• [What is needed]: In the data that follows, every line containing the word "readmore" should be returned.

Task inputs Block Start

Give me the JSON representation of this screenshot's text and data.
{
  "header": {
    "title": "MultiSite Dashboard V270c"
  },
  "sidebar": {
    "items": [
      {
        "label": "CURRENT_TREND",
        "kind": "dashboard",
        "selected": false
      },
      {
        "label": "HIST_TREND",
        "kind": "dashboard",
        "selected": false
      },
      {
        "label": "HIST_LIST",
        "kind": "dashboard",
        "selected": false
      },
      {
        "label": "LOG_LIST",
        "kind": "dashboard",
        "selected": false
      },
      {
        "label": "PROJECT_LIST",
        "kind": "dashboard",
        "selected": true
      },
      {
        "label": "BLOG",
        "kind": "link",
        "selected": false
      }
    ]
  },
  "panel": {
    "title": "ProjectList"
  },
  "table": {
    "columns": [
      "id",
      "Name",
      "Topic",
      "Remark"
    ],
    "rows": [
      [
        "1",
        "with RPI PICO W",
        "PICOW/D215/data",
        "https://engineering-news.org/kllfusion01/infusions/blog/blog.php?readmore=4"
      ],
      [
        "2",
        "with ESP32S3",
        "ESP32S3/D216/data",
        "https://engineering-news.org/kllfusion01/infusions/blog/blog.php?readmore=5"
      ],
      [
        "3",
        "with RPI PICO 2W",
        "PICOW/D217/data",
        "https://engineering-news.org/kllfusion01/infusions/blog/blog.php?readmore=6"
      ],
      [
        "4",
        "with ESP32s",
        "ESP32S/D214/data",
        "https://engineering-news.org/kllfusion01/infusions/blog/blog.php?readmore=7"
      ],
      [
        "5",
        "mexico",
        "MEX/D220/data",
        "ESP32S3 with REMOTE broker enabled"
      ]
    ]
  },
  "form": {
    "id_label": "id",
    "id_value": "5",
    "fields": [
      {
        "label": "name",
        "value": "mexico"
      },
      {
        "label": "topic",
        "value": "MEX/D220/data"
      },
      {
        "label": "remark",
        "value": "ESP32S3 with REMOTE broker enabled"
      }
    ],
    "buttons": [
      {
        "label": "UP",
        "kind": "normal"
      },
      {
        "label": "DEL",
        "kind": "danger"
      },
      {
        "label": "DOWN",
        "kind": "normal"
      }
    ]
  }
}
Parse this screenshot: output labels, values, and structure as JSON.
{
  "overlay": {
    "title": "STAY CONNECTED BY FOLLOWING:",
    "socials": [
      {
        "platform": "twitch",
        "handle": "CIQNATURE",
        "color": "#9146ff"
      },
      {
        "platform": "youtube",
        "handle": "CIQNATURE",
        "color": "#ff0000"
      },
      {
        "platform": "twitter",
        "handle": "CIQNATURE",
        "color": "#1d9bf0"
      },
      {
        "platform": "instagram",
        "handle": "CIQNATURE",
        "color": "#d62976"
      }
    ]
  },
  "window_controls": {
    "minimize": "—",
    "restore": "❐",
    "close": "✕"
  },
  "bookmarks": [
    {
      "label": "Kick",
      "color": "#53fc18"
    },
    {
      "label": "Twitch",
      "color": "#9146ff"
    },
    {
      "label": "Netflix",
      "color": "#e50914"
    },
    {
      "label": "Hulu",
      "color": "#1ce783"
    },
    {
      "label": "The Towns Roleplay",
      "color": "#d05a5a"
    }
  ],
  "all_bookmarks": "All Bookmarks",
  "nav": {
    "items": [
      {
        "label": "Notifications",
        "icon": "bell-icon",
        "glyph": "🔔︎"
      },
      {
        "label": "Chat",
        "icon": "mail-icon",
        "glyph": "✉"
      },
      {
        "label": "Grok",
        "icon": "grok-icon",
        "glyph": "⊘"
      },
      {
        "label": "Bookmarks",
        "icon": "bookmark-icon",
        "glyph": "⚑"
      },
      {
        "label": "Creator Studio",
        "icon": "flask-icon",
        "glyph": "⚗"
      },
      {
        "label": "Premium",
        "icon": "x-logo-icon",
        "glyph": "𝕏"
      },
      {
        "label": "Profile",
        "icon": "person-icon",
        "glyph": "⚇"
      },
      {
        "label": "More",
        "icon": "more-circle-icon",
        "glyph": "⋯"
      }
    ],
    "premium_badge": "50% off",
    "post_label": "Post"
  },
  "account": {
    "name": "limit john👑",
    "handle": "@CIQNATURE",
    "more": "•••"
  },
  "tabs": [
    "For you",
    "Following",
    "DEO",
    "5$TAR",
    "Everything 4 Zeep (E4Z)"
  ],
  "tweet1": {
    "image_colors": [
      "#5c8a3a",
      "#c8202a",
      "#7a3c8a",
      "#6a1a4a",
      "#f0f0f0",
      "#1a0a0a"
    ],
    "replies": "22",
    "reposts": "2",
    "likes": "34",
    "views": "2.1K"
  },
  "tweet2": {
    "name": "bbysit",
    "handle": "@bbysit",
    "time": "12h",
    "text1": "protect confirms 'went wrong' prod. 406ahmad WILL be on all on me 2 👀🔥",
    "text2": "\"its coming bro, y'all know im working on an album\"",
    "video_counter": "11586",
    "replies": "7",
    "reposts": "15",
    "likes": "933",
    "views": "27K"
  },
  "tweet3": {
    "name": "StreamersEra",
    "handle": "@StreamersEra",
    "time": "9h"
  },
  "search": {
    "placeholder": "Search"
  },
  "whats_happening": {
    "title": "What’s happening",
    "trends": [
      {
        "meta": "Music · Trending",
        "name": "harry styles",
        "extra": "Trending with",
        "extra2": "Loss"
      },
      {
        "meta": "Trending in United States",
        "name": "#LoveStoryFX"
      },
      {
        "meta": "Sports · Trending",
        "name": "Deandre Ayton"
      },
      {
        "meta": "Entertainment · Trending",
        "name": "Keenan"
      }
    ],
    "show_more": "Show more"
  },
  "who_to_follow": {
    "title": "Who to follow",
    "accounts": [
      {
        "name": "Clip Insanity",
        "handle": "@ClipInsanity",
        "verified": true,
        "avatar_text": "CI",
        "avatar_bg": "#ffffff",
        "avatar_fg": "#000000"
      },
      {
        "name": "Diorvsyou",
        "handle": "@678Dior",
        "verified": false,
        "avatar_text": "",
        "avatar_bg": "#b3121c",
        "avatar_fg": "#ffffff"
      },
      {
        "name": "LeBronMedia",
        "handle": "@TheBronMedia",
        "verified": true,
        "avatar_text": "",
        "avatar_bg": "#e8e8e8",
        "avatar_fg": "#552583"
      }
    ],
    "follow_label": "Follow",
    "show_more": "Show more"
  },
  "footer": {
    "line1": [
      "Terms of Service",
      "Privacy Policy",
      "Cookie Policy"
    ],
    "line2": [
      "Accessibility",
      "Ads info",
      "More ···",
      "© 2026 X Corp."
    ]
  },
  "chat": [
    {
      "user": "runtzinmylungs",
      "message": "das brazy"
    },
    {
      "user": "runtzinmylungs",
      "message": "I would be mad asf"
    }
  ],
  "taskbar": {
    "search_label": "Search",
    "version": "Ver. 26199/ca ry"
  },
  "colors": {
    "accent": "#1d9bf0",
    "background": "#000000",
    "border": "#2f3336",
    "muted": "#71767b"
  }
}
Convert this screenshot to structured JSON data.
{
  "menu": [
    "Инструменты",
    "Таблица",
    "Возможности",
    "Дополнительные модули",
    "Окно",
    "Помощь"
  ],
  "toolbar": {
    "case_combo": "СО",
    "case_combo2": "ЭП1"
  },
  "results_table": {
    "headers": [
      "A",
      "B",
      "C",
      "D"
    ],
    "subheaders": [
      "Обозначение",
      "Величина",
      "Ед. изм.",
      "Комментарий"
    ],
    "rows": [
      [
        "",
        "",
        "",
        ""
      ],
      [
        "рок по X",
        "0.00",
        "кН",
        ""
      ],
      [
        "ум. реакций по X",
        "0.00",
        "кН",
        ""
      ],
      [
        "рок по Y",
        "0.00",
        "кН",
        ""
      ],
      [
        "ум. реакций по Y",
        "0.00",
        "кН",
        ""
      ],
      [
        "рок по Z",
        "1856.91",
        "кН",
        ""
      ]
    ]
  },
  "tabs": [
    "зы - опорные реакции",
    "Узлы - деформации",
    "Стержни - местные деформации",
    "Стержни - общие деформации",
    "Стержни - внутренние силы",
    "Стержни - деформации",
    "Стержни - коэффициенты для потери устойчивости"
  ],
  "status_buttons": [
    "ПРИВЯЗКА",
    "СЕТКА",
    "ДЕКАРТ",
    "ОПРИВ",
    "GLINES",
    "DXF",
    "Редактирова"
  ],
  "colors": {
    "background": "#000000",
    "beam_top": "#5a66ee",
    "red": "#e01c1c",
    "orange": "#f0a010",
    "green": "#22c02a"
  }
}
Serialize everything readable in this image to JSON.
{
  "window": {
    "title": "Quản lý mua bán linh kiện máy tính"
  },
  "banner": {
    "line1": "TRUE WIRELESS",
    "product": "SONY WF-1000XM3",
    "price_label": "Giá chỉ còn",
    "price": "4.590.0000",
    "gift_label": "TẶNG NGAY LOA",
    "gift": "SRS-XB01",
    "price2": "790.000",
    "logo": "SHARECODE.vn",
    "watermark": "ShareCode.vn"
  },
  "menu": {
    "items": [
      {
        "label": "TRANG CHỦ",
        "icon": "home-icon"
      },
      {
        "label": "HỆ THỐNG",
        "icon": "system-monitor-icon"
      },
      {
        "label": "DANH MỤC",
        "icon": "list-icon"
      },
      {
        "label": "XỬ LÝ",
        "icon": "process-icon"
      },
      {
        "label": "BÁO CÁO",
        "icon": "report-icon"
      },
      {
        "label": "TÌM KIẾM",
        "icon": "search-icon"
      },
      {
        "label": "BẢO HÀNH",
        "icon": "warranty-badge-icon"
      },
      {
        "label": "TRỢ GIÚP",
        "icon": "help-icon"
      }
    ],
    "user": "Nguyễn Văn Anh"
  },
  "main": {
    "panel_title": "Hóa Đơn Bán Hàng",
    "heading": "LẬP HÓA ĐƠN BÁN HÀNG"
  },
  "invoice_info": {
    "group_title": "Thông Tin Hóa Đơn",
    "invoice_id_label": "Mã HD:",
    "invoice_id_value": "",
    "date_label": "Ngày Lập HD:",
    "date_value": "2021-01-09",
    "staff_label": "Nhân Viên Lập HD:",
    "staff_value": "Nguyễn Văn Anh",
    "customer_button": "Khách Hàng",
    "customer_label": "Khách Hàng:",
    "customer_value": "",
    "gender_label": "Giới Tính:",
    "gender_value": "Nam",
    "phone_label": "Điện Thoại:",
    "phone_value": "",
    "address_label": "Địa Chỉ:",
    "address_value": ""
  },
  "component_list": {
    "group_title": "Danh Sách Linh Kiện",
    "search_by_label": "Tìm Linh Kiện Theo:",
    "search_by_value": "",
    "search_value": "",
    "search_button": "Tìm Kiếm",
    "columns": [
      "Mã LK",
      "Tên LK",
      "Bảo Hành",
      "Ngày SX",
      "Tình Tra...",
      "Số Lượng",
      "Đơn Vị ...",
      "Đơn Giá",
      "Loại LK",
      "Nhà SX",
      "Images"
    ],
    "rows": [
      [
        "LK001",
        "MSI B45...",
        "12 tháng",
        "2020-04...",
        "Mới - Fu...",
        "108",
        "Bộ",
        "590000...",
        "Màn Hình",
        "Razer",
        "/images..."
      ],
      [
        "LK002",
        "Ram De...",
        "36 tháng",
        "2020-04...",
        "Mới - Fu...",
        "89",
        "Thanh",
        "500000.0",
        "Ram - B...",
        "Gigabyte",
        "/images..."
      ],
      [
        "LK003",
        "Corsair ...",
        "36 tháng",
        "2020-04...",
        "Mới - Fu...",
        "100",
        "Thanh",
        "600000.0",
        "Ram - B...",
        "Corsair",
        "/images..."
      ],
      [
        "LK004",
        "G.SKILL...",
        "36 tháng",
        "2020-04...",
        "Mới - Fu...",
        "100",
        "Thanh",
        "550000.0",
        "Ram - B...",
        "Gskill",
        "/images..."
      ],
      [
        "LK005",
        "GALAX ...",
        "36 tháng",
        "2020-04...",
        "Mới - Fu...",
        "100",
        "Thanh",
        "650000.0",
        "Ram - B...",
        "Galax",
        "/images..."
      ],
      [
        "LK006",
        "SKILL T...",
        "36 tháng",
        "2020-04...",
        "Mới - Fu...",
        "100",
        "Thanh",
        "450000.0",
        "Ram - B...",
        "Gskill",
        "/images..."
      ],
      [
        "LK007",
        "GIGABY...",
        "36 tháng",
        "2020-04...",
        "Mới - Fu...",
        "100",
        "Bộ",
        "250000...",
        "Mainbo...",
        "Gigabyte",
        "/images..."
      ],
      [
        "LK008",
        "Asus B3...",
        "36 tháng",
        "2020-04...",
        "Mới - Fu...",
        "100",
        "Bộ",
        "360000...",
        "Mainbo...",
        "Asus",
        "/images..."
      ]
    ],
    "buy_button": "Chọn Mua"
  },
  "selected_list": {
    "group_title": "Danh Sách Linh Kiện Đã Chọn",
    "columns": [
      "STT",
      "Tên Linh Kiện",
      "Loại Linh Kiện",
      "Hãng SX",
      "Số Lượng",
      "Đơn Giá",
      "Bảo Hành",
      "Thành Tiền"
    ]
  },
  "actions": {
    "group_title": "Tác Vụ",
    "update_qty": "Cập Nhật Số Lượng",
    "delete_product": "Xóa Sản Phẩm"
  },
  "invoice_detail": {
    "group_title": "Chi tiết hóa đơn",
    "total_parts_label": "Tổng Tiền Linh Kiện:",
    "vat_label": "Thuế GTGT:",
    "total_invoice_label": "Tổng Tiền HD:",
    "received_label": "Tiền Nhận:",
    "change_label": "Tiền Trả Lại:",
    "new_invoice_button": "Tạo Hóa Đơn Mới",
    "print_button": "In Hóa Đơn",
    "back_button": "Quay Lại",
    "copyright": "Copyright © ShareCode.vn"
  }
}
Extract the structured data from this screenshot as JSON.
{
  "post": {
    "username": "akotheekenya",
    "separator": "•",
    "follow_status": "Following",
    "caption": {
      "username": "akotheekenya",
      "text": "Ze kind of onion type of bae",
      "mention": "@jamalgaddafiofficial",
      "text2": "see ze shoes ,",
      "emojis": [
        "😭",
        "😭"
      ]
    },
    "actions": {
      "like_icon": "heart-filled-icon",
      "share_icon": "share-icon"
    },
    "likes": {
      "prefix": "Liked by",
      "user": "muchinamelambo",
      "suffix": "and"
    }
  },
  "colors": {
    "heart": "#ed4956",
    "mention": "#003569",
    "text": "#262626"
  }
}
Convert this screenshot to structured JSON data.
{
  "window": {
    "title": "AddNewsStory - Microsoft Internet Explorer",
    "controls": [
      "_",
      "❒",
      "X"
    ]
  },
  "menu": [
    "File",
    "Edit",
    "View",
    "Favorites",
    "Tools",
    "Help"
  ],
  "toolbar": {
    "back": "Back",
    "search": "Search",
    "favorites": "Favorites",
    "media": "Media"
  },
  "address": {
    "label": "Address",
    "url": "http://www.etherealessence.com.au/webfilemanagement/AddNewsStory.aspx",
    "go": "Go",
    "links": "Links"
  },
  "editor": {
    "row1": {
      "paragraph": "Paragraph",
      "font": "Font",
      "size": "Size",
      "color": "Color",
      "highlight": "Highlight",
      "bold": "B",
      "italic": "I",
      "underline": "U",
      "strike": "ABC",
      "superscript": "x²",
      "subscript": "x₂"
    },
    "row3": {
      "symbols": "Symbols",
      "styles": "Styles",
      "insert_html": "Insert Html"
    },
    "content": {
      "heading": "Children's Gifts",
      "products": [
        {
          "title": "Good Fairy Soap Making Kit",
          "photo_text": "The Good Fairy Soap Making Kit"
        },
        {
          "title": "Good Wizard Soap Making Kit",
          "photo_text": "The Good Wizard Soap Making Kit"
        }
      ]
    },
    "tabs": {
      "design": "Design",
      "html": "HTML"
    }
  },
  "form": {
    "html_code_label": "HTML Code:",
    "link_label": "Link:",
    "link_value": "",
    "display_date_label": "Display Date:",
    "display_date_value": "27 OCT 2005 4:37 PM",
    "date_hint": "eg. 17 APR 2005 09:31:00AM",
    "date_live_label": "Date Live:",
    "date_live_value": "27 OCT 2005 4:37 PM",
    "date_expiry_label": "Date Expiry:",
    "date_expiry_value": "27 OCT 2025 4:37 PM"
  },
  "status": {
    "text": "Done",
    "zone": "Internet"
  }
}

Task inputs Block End

• [Solution to this task]:
        "https://engineering-news.org/kllfusion01/infusions/blog/blog.php?readmore=4"
        "https://engineering-news.org/kllfusion01/infusions/blog/blog.php?readmore=5"
        "https://engineering-news.org/kllfusion01/infusions/blog/blog.php?readmore=6"
        "https://engineering-news.org/kllfusion01/infusions/blog/blog.php?readmore=7"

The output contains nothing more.